3In February 2010, Stone obtained a topless photograph of plaintiff and sent her apublicly viewable “tweet” stating, “Message him again, and your floppy titties arespammed all over the place. Last warning.”
Stone’s threat and the seminude photo of plaintiff were accessible to anyone on the Internet. Plaintiff did not consent to disclosethe photo, and found the threat of public humiliation highly offensive. Plaintiff asserts acause of action for public disclosure of private facts based on Stone’s threat to spam thecompromising photo of her. Stone
that he threatened to publicly expose theindecent photo of Backlund unless she stopped contacting his houseguest Tammen.Backlund’s complaint asserts that Stone filed a small claims action for defamationagainst her, but never served it. Stone urged his website followers to contact a televisioncompany to ask that he appear on the
show, so that Stone could participate ina segment involving his small claims case against Backlund. Backlund alleges that Stonefiled the small claims action for the purpose of harassing her.Stone moved to strike Backlund’s complaint as a SLAPP. He argued that hispublication of Backlund’s name, residential address, and a map to her home (inconnection with the publication of the lewd photograph) was not a public disclosure of private facts. At the same time, Stone conceded that a search of public records does notshow plaintiff’s residential address. Stone believed the lewd photograph depictedBacklund, so he included plaintiff’s name and contact information in his posting. Stonesubsequently realized that he was mistaken: the photograph actually depicts an underagegirl in Ohio, not plaintiff. He removed plaintiff’s personal contact link from thephotograph, and offered to post on StickyDrama the heading, “Alyssa Marie Buckland[

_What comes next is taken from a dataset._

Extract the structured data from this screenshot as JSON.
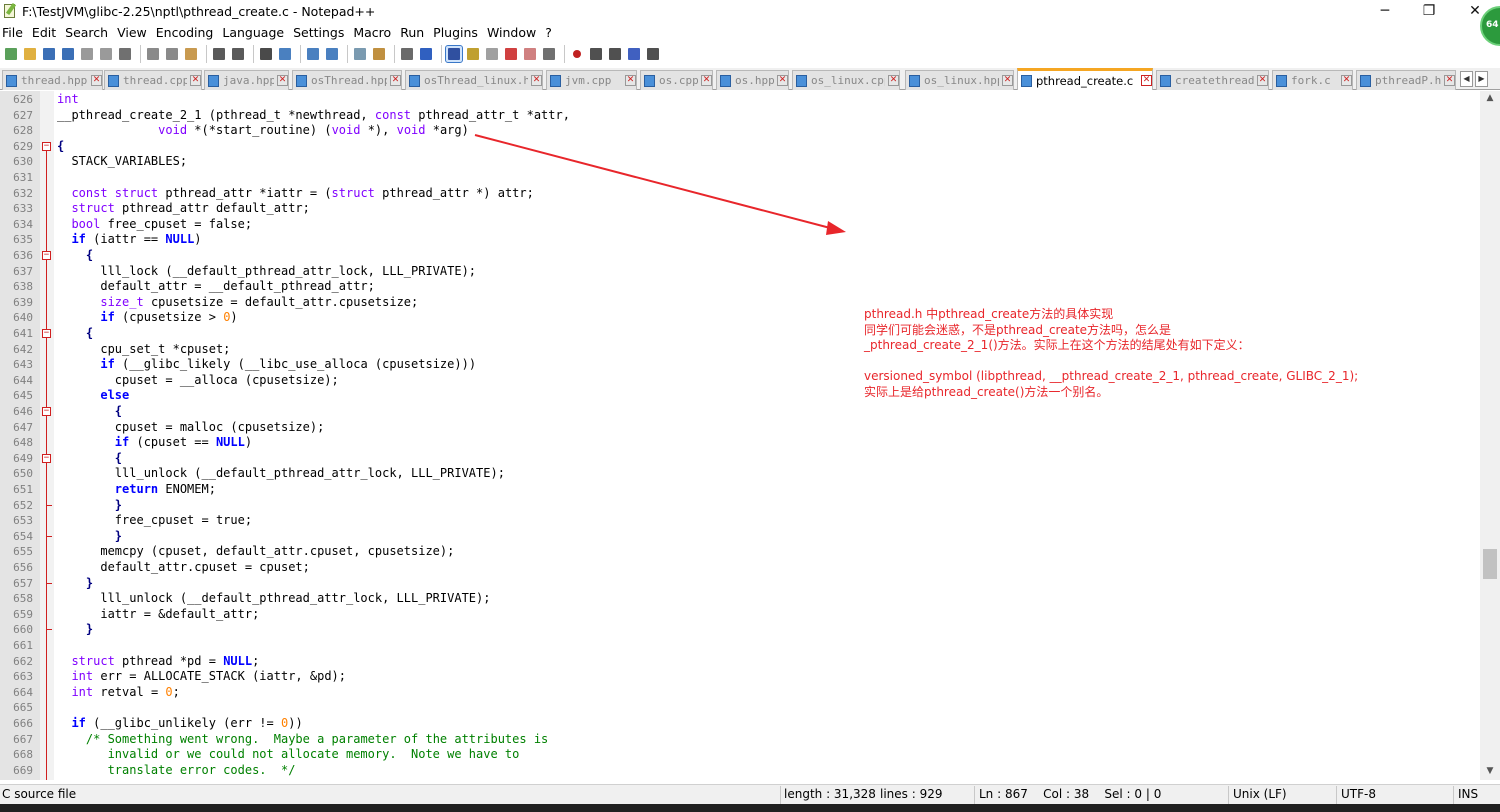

] is Not the Most Vile Camwhore Alive.”The trial court denied defendant’s motion to strike Backlund’s complaint. It foundthat Stone’s Internet posting of child pornography is not protected free speech: section425.16 “does not apply to indisputably illegal communications that are inherently
“Him” refers to a friend of Stone’s named Parker Tammen.